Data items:
-----

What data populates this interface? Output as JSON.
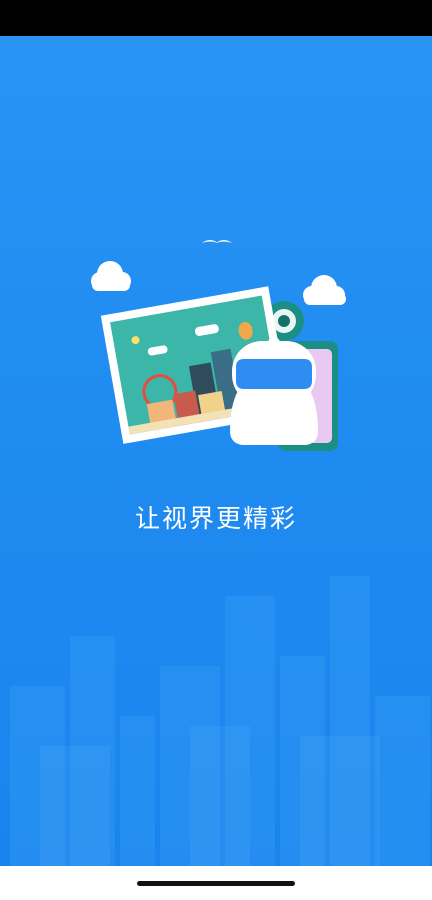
{
  "splash": {
    "tagline": "让视界更精彩"
  },
  "colors": {
    "background": "#1e8ff2",
    "status_bar": "#000000",
    "text": "#ffffff"
  },
  "icons": [
    "cloud-icon",
    "bird-icon",
    "photo-icon",
    "robot-icon",
    "camera-icon",
    "skyline-icon"
  ]
}
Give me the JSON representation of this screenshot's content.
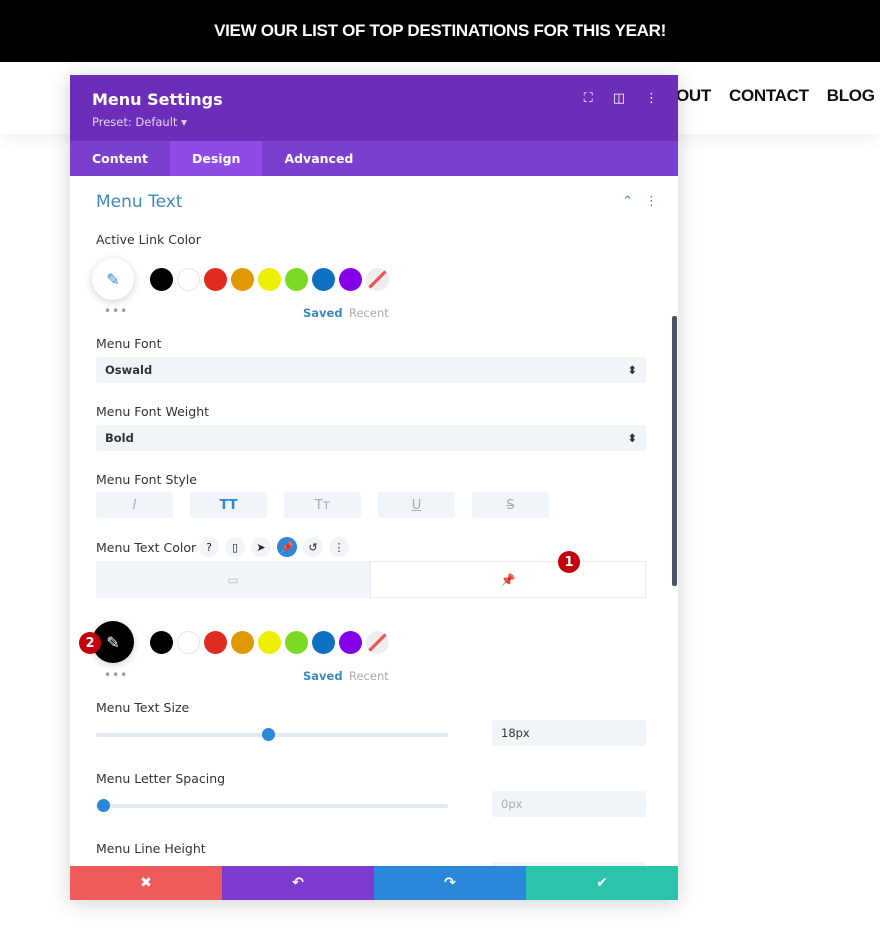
{
  "banner": "VIEW OUR LIST OF TOP DESTINATIONS FOR THIS YEAR!",
  "nav": [
    "OUT",
    "CONTACT",
    "BLOG"
  ],
  "panel": {
    "title": "Menu Settings",
    "preset": "Preset: Default ▾",
    "tabs": [
      "Content",
      "Design",
      "Advanced"
    ],
    "active_tab": "Design",
    "section": "Menu Text",
    "active_link_color": {
      "label": "Active Link Color",
      "saved": "Saved",
      "recent": "Recent"
    },
    "swatch_colors": [
      "#000000",
      "#ffffff",
      "#e02b20",
      "#e09900",
      "#edf000",
      "#7cda24",
      "#0c71c3",
      "#8300e9"
    ],
    "menu_font": {
      "label": "Menu Font",
      "value": "Oswald"
    },
    "menu_font_weight": {
      "label": "Menu Font Weight",
      "value": "Bold"
    },
    "menu_font_style": {
      "label": "Menu Font Style",
      "buttons": [
        "I",
        "TT",
        "Tт",
        "U",
        "S"
      ]
    },
    "menu_text_color": {
      "label": "Menu Text Color",
      "saved": "Saved",
      "recent": "Recent",
      "picked": "#000000"
    },
    "menu_text_size": {
      "label": "Menu Text Size",
      "value": "18px",
      "percent": 49
    },
    "menu_letter_spacing": {
      "label": "Menu Letter Spacing",
      "value": "0px",
      "percent": 2
    },
    "menu_line_height": {
      "label": "Menu Line Height"
    },
    "badges": [
      "1",
      "2"
    ],
    "footer_colors": [
      "#ef5a5a",
      "#7e3bd0",
      "#2b87da",
      "#29c4a9"
    ]
  }
}
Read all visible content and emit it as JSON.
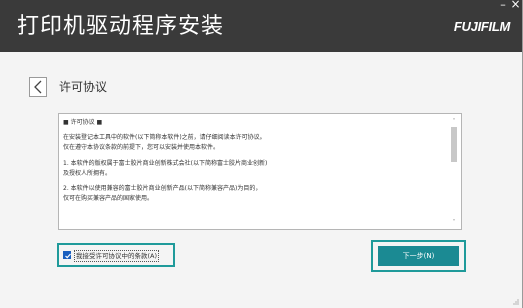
{
  "window": {
    "minimize_glyph": "–",
    "close_glyph": "×"
  },
  "header": {
    "title": "打印机驱动程序安装",
    "brand": "FUJIFILM"
  },
  "section": {
    "back_icon": "chevron-left-icon",
    "title": "许可协议"
  },
  "license": {
    "lines": [
      "■ 许可协议 ■",
      "",
      "在安装登记本工具中的软件(以下简称本软件)之前，请仔细阅读本许可协议。",
      "仅在遵守本协议条款的前提下，您可以安装并使用本软件。",
      "",
      "1. 本软件的版权属于富士胶片商业创新株式会社(以下简称富士胶片商业创新)",
      "   及授权人所拥有。",
      "",
      "2. 本软件以使用兼容的富士胶片商业创新产品(以下简称兼容产品)为目的，",
      "   仅可在购买兼容产品的国家使用。"
    ],
    "scroll_up_glyph": "˄",
    "scroll_down_glyph": "˅"
  },
  "agree": {
    "checked": true,
    "label": "我接受许可协议中的条款(A)"
  },
  "next_button": {
    "label": "下一步(N)"
  },
  "colors": {
    "header_bg": "#3a3a3a",
    "accent_teal": "#1b8a93",
    "highlight_outline": "#1f9a9a",
    "checkbox_blue": "#1a5fbf"
  }
}
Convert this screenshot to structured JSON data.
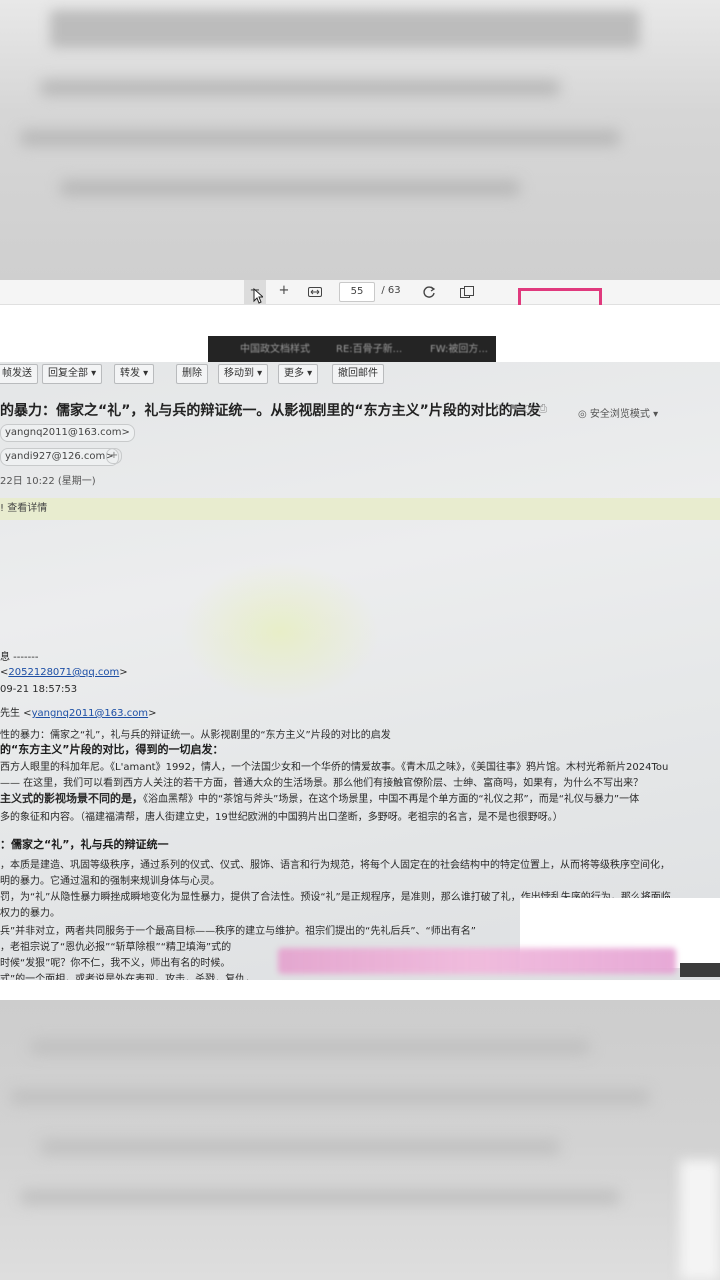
{
  "pdf_toolbar": {
    "zoom_out": "−",
    "zoom_in": "+",
    "current_page": "55",
    "total_pages": "/ 63"
  },
  "browser_tabs": [
    "中国政文档样式",
    "RE:百骨子新...",
    "FW:被回方..."
  ],
  "mail_toolbar": {
    "reply_send": "帧发送",
    "reply_all": "回复全部",
    "forward": "转发",
    "delete": "删除",
    "move_to": "移动到",
    "more": "更多",
    "recall": "撤回邮件"
  },
  "subject": "的暴力：儒家之“礼”，礼与兵的辩证统一。从影视剧里的“东方主义”片段的对比的启发",
  "safe_mode": "安全浏览模式",
  "addresses": {
    "sender": "yangnq2011@163.com>",
    "recipient": "yandi927@126.com>"
  },
  "date": "22日 10:22 (星期一)",
  "notice": "查看详情",
  "forwarded": {
    "header": "息 -------",
    "from_email": "2052128071@qq.com",
    "sent_time": "09-21 18:57:53",
    "to_label": "先生 <",
    "to_email": "yangnq2011@163.com",
    "subject_line": "性的暴力：儒家之“礼”，礼与兵的辩证统一。从影视剧里的“东方主义”片段的对比的启发"
  },
  "body": {
    "heading1": "的“东方主义”片段的对比，得到的一切启发：",
    "p1_l1": "西方人眼里的科加年尼。《L'amant》1992，情人，一个法国少女和一个华侨的情爱故事。《青木瓜之味》，《美国往事》鸦片馆。木村光希新片2024Tou",
    "p1_l2": "—— 在这里，我们可以看到西方人关注的若干方面，普通大众的生活场景。那么他们有接触官僚阶层、士绅、富商吗，如果有，为什么不写出来？",
    "heading2": "主义式的影视场景不同的是，",
    "p2_l1": "《浴血黑帮》中的“茶馆与斧头”场景，在这个场景里，中国不再是个单方面的“礼仪之邦”，而是“礼仪与暴力”一体",
    "p2_l2": "多的象征和内容。（福建福清帮，唐人街建立史，19世纪欧洲的中国鸦片出口垄断，多野呀。老祖宗的名言，是不是也很野呀。）",
    "heading3": "：儒家之“礼”，礼与兵的辩证统一",
    "p3_l1": "，本质是建造、巩固等级秩序，通过系列的仪式、仪式、服饰、语言和行为规范，将每个人固定在的社会结构中的特定位置上，从而将等级秩序空间化，",
    "p3_l2": "明的暴力。它通过温和的强制来规训身体与心灵。",
    "p3_l3": "罚，为“礼”从隐性暴力瞬挫成瞬地变化为显性暴力，提供了合法性。预设“礼”是正规程序，是准则，那么谁打破了礼，作出悖乱失序的行为，那么将面临",
    "p3_l4": "权力的暴力。",
    "p4_l1": "兵”并非对立，两者共同服务于一个最高目标——秩序的建立与维护。祖宗们提出的“先礼后兵”、“师出有名”",
    "p4_l2": "，老祖宗说了“恩仇必报”“斩草除根”“精卫填海”式的",
    "p4_l3": "时候“发狠”呢？你不仁，我不义，师出有名的时候。",
    "p4_l4": "式”的一个面相，或者说是外在表现。攻击，杀戮，复仇，"
  },
  "colors": {
    "accent_pink": "#e0397d",
    "link_blue": "#1d4fa5",
    "notice_bg": "#e8eccf"
  }
}
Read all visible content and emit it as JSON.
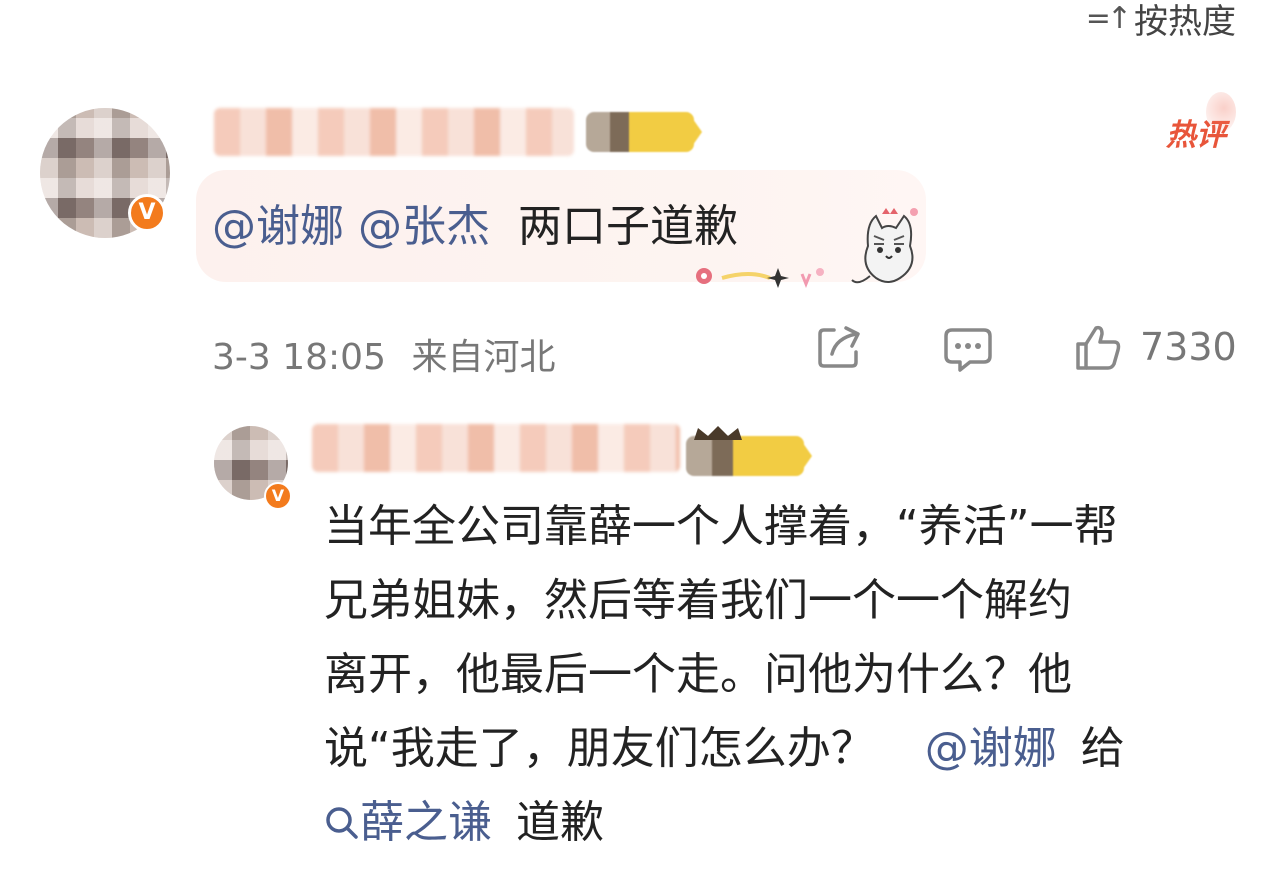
{
  "sort": {
    "label": "按热度",
    "icon": "sort-icon"
  },
  "hot_tag": "热评",
  "comment": {
    "mentions": [
      "@谢娜",
      "@张杰"
    ],
    "text": "两口子道歉",
    "date": "3-3 18:05",
    "location": "来自河北",
    "like_count": "7330"
  },
  "reply": {
    "line1": "当年全公司靠薛一个人撑着，“养活”一帮",
    "line2": "兄弟姐妹，然后等着我们一个一个解约",
    "line3": "离开，他最后一个走。问他为什么？他",
    "line4_text": "说“我走了，朋友们怎么办？",
    "line4_mention": "@谢娜",
    "line4_tail": "给",
    "search_keyword": "薛之谦",
    "line5_tail": "道歉"
  },
  "colors": {
    "mention": "#4a5e8f",
    "hot": "#e8553a",
    "badge": "#f37b1d",
    "vip_gold": "#f2cc43"
  }
}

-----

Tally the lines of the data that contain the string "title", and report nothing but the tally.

3